* What the exercise asks *
Word for word, restate all of the data shown below.

═════ Exercise materials

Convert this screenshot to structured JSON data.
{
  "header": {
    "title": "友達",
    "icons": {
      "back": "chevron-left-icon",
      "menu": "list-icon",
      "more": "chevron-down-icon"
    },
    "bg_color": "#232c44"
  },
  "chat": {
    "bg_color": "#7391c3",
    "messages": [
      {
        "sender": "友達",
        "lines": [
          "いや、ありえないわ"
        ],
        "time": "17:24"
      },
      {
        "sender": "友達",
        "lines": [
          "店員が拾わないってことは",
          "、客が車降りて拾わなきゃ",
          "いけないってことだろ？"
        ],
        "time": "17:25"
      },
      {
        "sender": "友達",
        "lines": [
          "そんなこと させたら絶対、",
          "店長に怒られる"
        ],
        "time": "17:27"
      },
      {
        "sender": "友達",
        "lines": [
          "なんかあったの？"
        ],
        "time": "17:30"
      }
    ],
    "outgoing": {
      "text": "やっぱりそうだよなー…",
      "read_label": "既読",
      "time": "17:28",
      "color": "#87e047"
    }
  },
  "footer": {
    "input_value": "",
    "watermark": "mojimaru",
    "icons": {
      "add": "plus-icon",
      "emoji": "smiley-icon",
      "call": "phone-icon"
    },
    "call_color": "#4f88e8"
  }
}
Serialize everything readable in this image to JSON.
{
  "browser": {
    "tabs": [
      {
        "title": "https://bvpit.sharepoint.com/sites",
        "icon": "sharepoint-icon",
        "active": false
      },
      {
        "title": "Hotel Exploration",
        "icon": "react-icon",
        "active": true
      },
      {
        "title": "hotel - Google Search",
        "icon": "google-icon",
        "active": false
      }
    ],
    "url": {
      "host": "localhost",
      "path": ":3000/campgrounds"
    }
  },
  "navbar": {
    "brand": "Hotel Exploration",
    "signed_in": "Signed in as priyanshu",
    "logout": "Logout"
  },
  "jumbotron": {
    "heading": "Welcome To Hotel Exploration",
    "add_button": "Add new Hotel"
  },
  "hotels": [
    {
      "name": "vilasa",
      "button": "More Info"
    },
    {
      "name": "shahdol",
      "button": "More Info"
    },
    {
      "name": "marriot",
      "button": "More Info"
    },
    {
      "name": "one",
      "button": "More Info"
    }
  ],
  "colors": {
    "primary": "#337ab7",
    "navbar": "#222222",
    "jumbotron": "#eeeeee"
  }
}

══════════

* Answer box *
Convert this screenshot to structured JSON data.
{
  "header": {
    "title": "友達",
    "icons": {
      "back": "chevron-left-icon",
      "menu": "list-icon",
      "more": "chevron-down-icon"
    },
    "bg_color": "#232c44"
  },
  "chat": {
    "bg_color": "#7391c3",
    "messages": [
      {
        "sender": "友達",
        "lines": [
          "いや、ありえないわ"
        ],
        "time": "17:24"
      },
      {
        "sender": "友達",
        "lines": [
          "店員が拾わないってことは",
          "、客が車降りて拾わなきゃ",
          "いけないってことだろ？"
        ],
        "time": "17:25"
      },
      {
        "sender": "友達",
        "lines": [
          "そんなこと させたら絶対、",
          "店長に怒られる"
        ],
        "time": "17:27"
      },
      {
        "sender": "友達",
        "lines": [
          "なんかあったの？"
        ],
        "time": "17:30"
      }
    ],
    "outgoing": {
      "text": "やっぱりそうだよなー…",
      "read_label": "既読",
      "time": "17:28",
      "color": "#87e047"
    }
  },
  "footer": {
    "input_value": "",
    "watermark": "mojimaru",
    "icons": {
      "add": "plus-icon",
      "emoji": "smiley-icon",
      "call": "phone-icon"
    },
    "call_color": "#4f88e8"
  }
}
Serialize everything readable in this image to JSON.
{
  "browser": {
    "tabs": [
      {
        "title": "https://bvpit.sharepoint.com/sites",
        "icon": "sharepoint-icon",
        "active": false
      },
      {
        "title": "Hotel Exploration",
        "icon": "react-icon",
        "active": true
      },
      {
        "title": "hotel - Google Search",
        "icon": "google-icon",
        "active": false
      }
    ],
    "url": {
      "host": "localhost",
      "path": ":3000/campgrounds"
    }
  },
  "navbar": {
    "brand": "Hotel Exploration",
    "signed_in": "Signed in as priyanshu",
    "logout": "Logout"
  },
  "jumbotron": {
    "heading": "Welcome To Hotel Exploration",
    "add_button": "Add new Hotel"
  },
  "hotels": [
    {
      "name": "vilasa",
      "button": "More Info"
    },
    {
      "name": "shahdol",
      "button": "More Info"
    },
    {
      "name": "marriot",
      "button": "More Info"
    },
    {
      "name": "one",
      "button": "More Info"
    }
  ],
  "colors": {
    "primary": "#337ab7",
    "navbar": "#222222",
    "jumbotron": "#eeeeee"
  }
}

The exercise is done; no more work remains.